All of this begs the bigger question: will Hannah's breath smell better in heaven?

A Winsome Humility

One of the crucial ingredients of a close relationship, it seems to me, is a certain vulnerability. You can't get close to someone if you're never weak or needy or broken in some way. If you present yourself as perpetually strong, you've got the upper hand; you have power, you call the shots. But that's not a prescription for intimacy or true connection.

We spend so much time shining our armor, putting our best foot forward, all in hopes that we'll be found acceptable, attractive, and desirable to others--and yet we wonder why we can't seem to get close to one another. Could it be because we've not allowed another to get close to us? If you're both safely ensconced in lustrous armor, it makes for an awkward embrace, doesn't it? We can hug each other without actually touching.

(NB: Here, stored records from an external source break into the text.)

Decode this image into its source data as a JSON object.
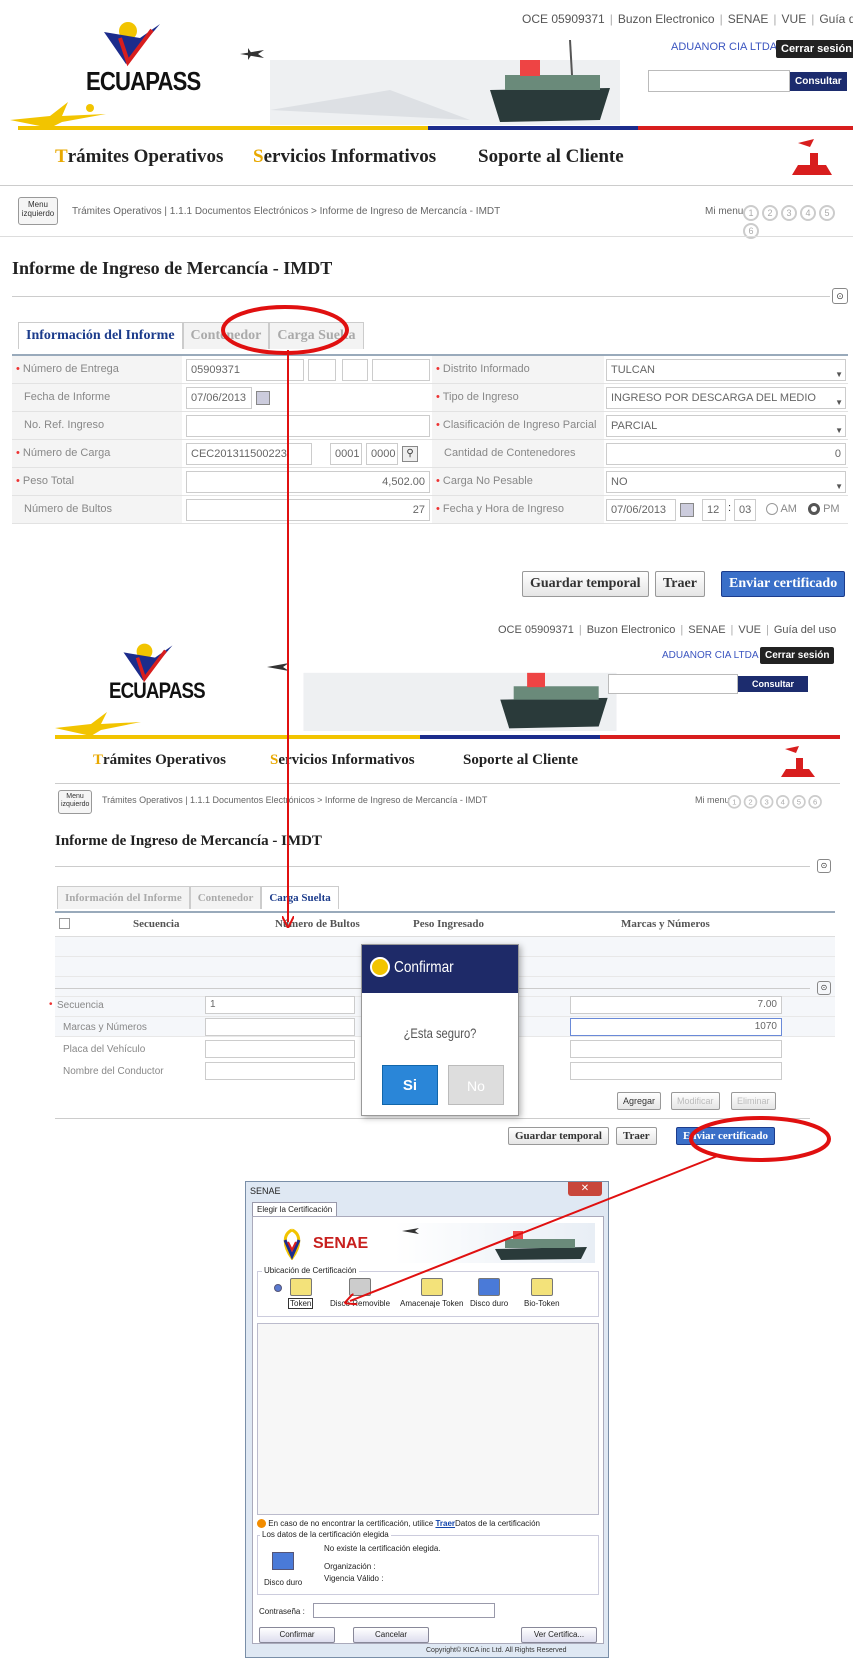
{
  "header": {
    "logo": "ECUAPASS",
    "top_links": [
      "OCE 05909371",
      "Buzon Electronico",
      "SENAE",
      "VUE",
      "Guía del uso"
    ],
    "company": "ADUANOR CIA LTDA",
    "logout": "Cerrar sesión",
    "consult": "Consultar"
  },
  "nav": {
    "tramites_initial": "T",
    "tramites_rest": "rámites Operativos",
    "servicios_initial": "S",
    "servicios_rest": "ervicios Informativos",
    "soporte": "Soporte al Cliente"
  },
  "breadcrumb": {
    "menu_line1": "Menu",
    "menu_line2": "izquierdo",
    "path": "Trámites Operativos  |  1.1.1 Documentos Electrónicos > Informe de Ingreso de Mercancía - IMDT",
    "mi_menu": "Mi menu",
    "circles": [
      "1",
      "2",
      "3",
      "4",
      "5",
      "6"
    ]
  },
  "page_title": "Informe de Ingreso de Mercancía - IMDT",
  "tabs": [
    "Información del Informe",
    "Contenedor",
    "Carga Suelta"
  ],
  "form": {
    "numero_entrega_label": "Número de Entrega",
    "numero_entrega": "05909371",
    "distrito_label": "Distrito Informado",
    "distrito": "TULCAN",
    "fecha_informe_label": "Fecha de Informe",
    "fecha_informe": "07/06/2013",
    "tipo_ingreso_label": "Tipo de Ingreso",
    "tipo_ingreso": "INGRESO POR DESCARGA DEL MEDIO",
    "ref_ingreso_label": "No. Ref. Ingreso",
    "ref_ingreso": "",
    "clasif_label": "Clasificación de Ingreso Parcial",
    "clasif": "PARCIAL",
    "numero_carga_label": "Número de Carga",
    "numero_carga": "CEC201311500223",
    "carga_a": "0001",
    "carga_b": "0000",
    "cant_cont_label": "Cantidad de Contenedores",
    "cant_cont": "0",
    "peso_label": "Peso Total",
    "peso": "4,502.00",
    "no_pesable_label": "Carga No Pesable",
    "no_pesable": "NO",
    "bultos_label": "Número de Bultos",
    "bultos": "27",
    "fecha_hora_label": "Fecha y Hora de Ingreso",
    "fecha_ingreso": "07/06/2013",
    "hora": "12",
    "minuto": "03",
    "am": "AM",
    "pm": "PM"
  },
  "actions": {
    "guardar": "Guardar temporal",
    "traer": "Traer",
    "enviar": "Enviar certificado"
  },
  "grid": {
    "columns": [
      "Secuencia",
      "Número de Bultos",
      "Peso Ingresado",
      "Marcas y Números"
    ]
  },
  "detail": {
    "secuencia_label": "Secuencia",
    "secuencia": "1",
    "marcas_label": "Marcas y Números",
    "placa_label": "Placa del Vehículo",
    "conductor_label": "Nombre del Conductor",
    "right_val1": "7.00",
    "right_val2": "1070",
    "agregar": "Agregar",
    "modificar": "Modificar",
    "eliminar": "Eliminar"
  },
  "confirm": {
    "title": "Confirmar",
    "question": "¿Esta seguro?",
    "yes": "Si",
    "no": "No"
  },
  "cert": {
    "title": "SENAE",
    "tab": "Elegir la Certificación",
    "brand": "SENAE",
    "location_label": "Ubicación de Certificación",
    "options": [
      "Token",
      "Disco Removible",
      "Amacenaje Token",
      "Disco duro",
      "Bio-Token"
    ],
    "hint_pre": "En caso de no encontrar la certificación, utilice",
    "hint_link": "Traer",
    "hint_post": "Datos de la certificación",
    "data_label": "Los datos de la certificación elegida",
    "no_cert": "No existe la certificación elegida.",
    "org": "Organización :",
    "vigencia": "Vigencia Válido :",
    "disk": "Disco duro",
    "password": "Contraseña :",
    "confirmar": "Confirmar",
    "cancelar": "Cancelar",
    "ver": "Ver Certifica...",
    "copyright": "Copyright© KICA inc Ltd. All Rights Reserved"
  },
  "colors": {
    "annotation": "#e01010",
    "nav_yellow": "#f2c400",
    "nav_blue": "#1c2c8c",
    "nav_red": "#d81e1e",
    "button_blue": "#3a6fc8"
  }
}
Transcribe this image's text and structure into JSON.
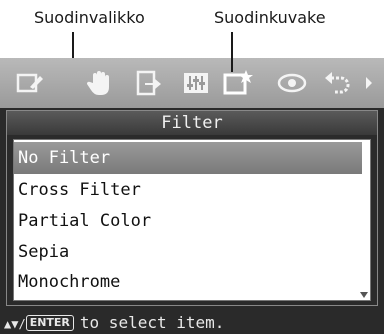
{
  "callouts": {
    "left": "Suodinvalikko",
    "right": "Suodinkuvake"
  },
  "toolbar": {
    "icons": [
      "pencil-icon",
      "hand-icon",
      "export-icon",
      "adjust-icon",
      "filter-icon",
      "eye-icon",
      "undo-icon",
      "more-arrow-icon"
    ],
    "selected": "filter-icon"
  },
  "filter_menu": {
    "title": "Filter",
    "items": [
      {
        "label": "No Filter",
        "selected": true
      },
      {
        "label": "Cross Filter",
        "selected": false
      },
      {
        "label": "Partial Color",
        "selected": false
      },
      {
        "label": "Sepia",
        "selected": false
      },
      {
        "label": "Monochrome",
        "selected": false
      }
    ]
  },
  "hint": {
    "arrows": "▲▼/",
    "enter_key": "ENTER",
    "text": "to select item."
  },
  "colors": {
    "screen_bg": "#2a2a2a",
    "highlight": "#8a8a8a",
    "list_bg": "#ffffff"
  }
}
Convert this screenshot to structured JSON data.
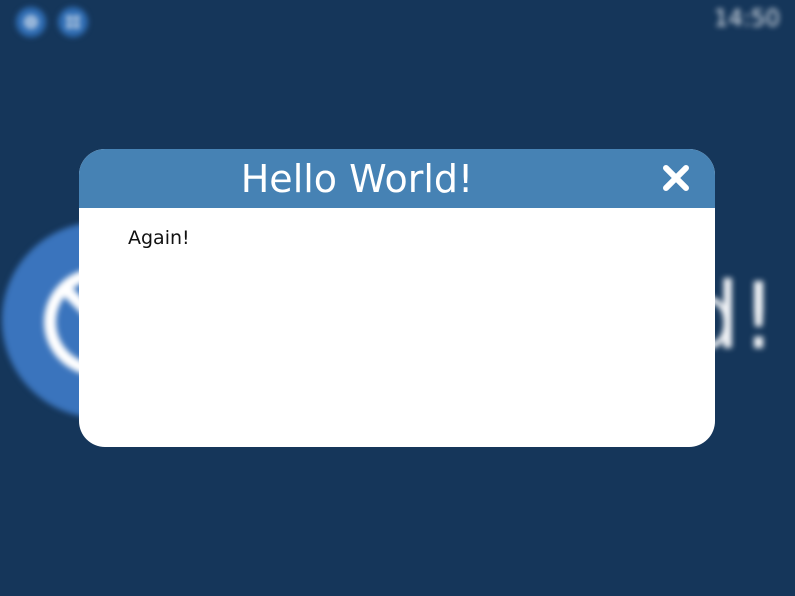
{
  "status_bar": {
    "time": "14:50",
    "settings_icon": "settings-icon",
    "apps_icon": "apps-icon"
  },
  "background": {
    "big_text": "d!",
    "circle_icon": "blocked-icon"
  },
  "dialog": {
    "title": "Hello World!",
    "message": "Again!",
    "close_icon": "close-icon"
  },
  "colors": {
    "screen_background": "#15365a",
    "dialog_header": "#4682b4",
    "dialog_body": "#ffffff",
    "accent_circle": "#3a74bd"
  }
}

Intimacy--true, healthy intimacy, at least--is forged in humility and vulnerability. When we strip off our armor and allow ourselves to be seen for who we are, we create a climate that promotes real relationship. We provide permission for others to be weak and vulnerable, too. Many of us worry that if others knew our true struggles, they'd want nothing to do with us. But is this really true? When we're authentic about who we are, warts and all, it invites others in. It fosters freedom to be who we really are--and that's the soil for healthy relationship.

Our church is going through a process of stripping. It's a painful, awkward time. And yet, I'm actually encouraged: if this leads to humility and vulnerability, if it creates an environment where we can be more open about our struggles and challenges with one another, I think this could result in genuine community. In this honesty of connection, there will be room for others, too--those not yet a part of our fellowship. They'll see we're not perfect and they'll feel the freedom to join us. Conceivably, this could make us more attractive to those outside our walls, those who, like us, have very real struggles they long to share. What do you think?